▶ Exercise goal: Go through the entries below and copy every line that holds the word "cuck".

[Start of section]

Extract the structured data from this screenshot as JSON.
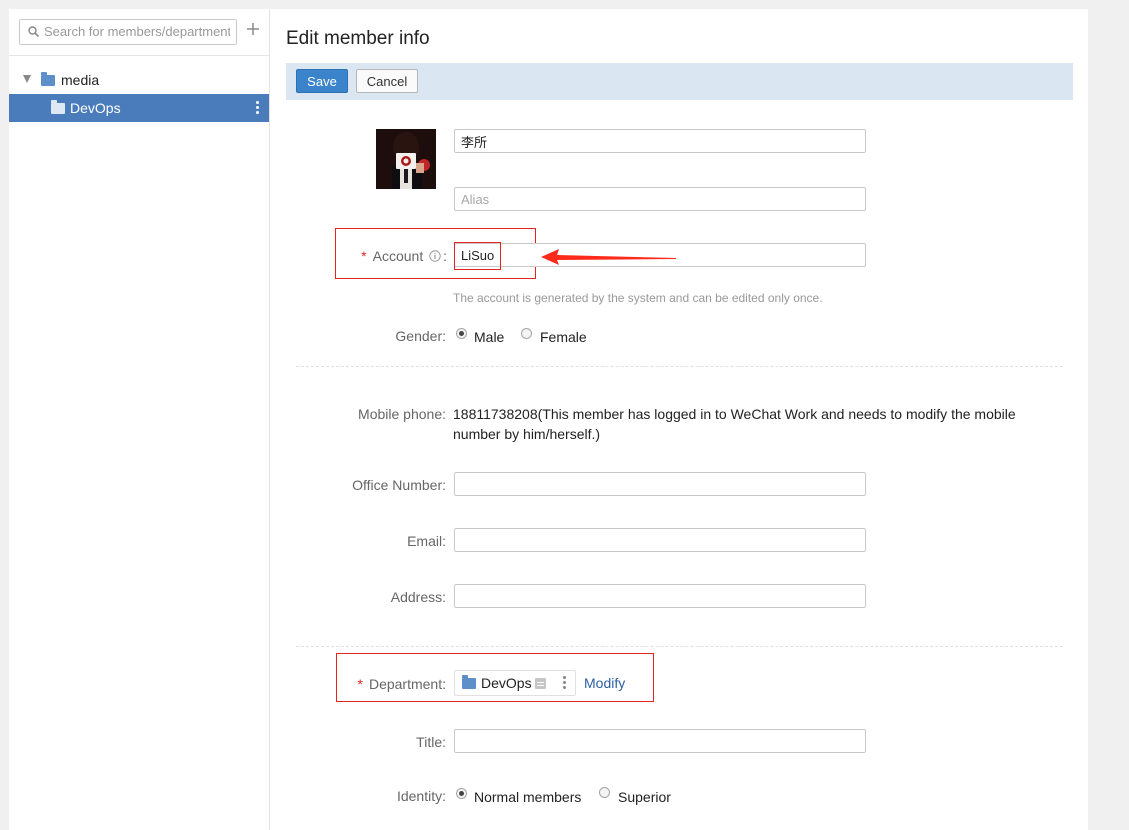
{
  "sidebar": {
    "search_placeholder": "Search for members/departments",
    "tree": {
      "root_label": "media",
      "child_label": "DevOps"
    }
  },
  "main": {
    "title": "Edit member info",
    "toolbar": {
      "save_label": "Save",
      "cancel_label": "Cancel"
    },
    "name_value": "李所",
    "alias_placeholder": "Alias",
    "account": {
      "label": "Account",
      "required_mark": "*",
      "value": "LiSuo",
      "hint": "The account is generated by the system and can be edited only once."
    },
    "gender": {
      "label": "Gender:",
      "options": [
        "Male",
        "Female"
      ],
      "selected": "Male"
    },
    "mobile": {
      "label": "Mobile phone:",
      "text": "18811738208(This member has logged in to WeChat Work and needs to modify the mobile number by him/herself.)"
    },
    "office_number": {
      "label": "Office Number:",
      "value": ""
    },
    "email": {
      "label": "Email:",
      "value": ""
    },
    "address": {
      "label": "Address:",
      "value": ""
    },
    "department": {
      "label": "Department:",
      "required_mark": "*",
      "chip_label": "DevOps",
      "modify_label": "Modify"
    },
    "title_field": {
      "label": "Title:",
      "value": ""
    },
    "identity": {
      "label": "Identity:",
      "options": [
        "Normal members",
        "Superior"
      ],
      "selected": "Normal members"
    }
  },
  "colors": {
    "accent": "#3b84cb",
    "selected_tree_bg": "#4a7bbb",
    "required": "#e2261c",
    "link": "#2c5fa5",
    "toolbar_bg": "#dbe6f3"
  }
}
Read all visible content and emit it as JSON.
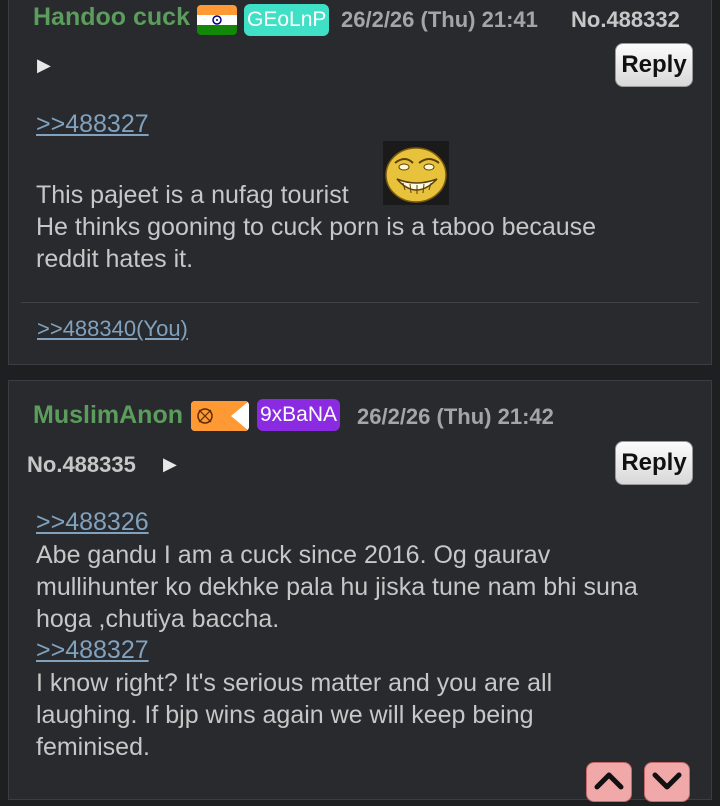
{
  "posts": [
    {
      "name": "Handoo cuck",
      "flag": "india-flag",
      "id": "GEoLnP",
      "id_color": "#3fe0c5",
      "datetime": "26/2/26 (Thu) 21:41",
      "number": "No.488332",
      "reply_label": "Reply",
      "quote": ">>488327",
      "text_line1": "This pajeet is a nufag tourist",
      "text_line2": "He thinks gooning to cuck porn is a taboo because",
      "text_line3": "reddit hates it.",
      "backlink": ">>488340(You)"
    },
    {
      "name": "MuslimAnon",
      "flag": "saffron-flag",
      "id": "9xBaNA",
      "id_color": "#8a2be2",
      "datetime": "26/2/26 (Thu) 21:42",
      "number": "No.488335",
      "reply_label": "Reply",
      "quote1": ">>488326",
      "text1_line1": "Abe gandu I am a cuck since 2016. Og gaurav",
      "text1_line2": "mullihunter ko dekhke pala hu jiska tune nam bhi suna",
      "text1_line3": "hoga ,chutiya baccha.",
      "quote2": ">>488327",
      "text2_line1": "I know right? It's serious matter and you are all",
      "text2_line2": "laughing. If bjp wins again we will keep being",
      "text2_line3": "feminised."
    }
  ],
  "colors": {
    "background": "#1d1f21",
    "post_background": "#282a2e",
    "name": "#5c9c5c",
    "link": "#81a2be"
  }
}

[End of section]

▶ Result:
      "name": "Handoo cuck",
      "text_line2": "He thinks gooning to cuck porn is a taboo because",
      "text1_line1": "Abe gandu I am a cuck since 2016. Og gaurav",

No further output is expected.